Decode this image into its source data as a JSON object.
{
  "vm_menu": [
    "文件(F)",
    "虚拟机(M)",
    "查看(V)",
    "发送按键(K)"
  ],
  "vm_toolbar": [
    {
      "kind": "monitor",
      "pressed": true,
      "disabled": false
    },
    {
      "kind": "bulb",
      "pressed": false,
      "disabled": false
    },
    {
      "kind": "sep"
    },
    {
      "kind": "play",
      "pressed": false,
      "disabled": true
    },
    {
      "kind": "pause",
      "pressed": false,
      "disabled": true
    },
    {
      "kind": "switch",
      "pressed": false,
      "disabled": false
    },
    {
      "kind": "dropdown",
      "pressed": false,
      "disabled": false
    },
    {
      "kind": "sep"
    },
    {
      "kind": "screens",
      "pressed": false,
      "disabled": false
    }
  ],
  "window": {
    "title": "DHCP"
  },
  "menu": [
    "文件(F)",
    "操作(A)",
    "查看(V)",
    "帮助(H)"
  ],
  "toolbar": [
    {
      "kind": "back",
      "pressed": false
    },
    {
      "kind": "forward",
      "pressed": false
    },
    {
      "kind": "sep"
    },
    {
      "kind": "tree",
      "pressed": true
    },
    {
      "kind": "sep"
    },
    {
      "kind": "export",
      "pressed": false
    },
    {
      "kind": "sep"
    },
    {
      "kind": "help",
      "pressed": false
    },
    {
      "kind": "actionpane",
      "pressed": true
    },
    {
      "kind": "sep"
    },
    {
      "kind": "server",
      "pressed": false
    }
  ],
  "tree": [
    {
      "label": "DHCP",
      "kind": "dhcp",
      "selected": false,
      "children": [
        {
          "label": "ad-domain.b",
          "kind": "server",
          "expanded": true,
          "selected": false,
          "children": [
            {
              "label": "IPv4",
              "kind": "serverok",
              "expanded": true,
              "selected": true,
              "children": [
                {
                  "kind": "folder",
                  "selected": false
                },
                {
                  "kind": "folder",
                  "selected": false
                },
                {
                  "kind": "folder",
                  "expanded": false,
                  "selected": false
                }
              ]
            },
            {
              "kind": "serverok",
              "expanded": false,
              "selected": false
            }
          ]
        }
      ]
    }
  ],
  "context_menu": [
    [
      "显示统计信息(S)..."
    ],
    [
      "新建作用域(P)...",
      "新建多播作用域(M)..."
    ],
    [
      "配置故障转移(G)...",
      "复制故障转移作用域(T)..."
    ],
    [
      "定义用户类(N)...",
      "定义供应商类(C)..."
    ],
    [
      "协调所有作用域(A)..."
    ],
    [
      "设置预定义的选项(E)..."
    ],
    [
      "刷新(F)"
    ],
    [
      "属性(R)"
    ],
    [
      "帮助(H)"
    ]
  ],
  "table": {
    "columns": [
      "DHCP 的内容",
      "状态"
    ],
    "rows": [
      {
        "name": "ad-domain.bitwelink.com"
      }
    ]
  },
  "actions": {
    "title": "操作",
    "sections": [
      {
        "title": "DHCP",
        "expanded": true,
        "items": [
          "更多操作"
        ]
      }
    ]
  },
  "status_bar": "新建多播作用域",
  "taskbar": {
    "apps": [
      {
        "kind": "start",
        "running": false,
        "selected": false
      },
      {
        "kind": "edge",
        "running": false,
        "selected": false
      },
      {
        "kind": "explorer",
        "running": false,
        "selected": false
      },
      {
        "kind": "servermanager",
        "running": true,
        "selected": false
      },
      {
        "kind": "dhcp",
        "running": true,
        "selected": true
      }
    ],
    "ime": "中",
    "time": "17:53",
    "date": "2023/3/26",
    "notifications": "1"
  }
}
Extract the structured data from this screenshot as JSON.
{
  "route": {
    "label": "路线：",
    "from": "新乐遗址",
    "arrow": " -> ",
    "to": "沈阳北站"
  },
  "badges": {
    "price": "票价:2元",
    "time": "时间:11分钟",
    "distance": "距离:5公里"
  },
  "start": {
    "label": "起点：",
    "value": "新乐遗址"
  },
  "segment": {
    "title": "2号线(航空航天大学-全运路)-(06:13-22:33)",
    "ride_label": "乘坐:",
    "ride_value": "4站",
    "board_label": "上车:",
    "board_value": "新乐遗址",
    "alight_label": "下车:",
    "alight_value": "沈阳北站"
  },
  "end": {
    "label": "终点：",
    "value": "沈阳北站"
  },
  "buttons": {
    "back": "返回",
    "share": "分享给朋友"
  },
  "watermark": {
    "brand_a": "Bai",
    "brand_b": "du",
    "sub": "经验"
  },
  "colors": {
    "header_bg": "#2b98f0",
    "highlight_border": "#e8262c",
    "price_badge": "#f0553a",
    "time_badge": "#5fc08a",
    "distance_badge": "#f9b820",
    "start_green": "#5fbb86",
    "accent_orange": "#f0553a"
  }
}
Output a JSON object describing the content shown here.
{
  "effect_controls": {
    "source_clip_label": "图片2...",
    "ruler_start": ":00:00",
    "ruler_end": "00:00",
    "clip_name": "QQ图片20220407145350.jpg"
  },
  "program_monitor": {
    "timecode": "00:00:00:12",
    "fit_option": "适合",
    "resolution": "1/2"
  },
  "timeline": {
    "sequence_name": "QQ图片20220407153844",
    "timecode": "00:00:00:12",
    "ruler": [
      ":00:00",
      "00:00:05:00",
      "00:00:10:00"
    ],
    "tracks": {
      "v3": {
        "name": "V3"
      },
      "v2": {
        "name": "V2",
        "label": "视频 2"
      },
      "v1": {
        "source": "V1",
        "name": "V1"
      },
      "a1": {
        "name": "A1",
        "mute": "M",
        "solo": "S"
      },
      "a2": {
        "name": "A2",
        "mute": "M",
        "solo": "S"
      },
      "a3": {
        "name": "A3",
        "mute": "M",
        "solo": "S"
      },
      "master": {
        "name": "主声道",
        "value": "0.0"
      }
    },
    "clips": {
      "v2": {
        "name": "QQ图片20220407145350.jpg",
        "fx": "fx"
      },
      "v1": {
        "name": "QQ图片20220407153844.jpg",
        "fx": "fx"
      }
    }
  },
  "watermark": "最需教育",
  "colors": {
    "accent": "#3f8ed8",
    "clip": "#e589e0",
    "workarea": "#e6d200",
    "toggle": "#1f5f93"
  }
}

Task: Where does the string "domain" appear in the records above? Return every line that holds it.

Solution:
          "label": "ad-domain.b",
        "name": "ad-domain.bitwelink.com"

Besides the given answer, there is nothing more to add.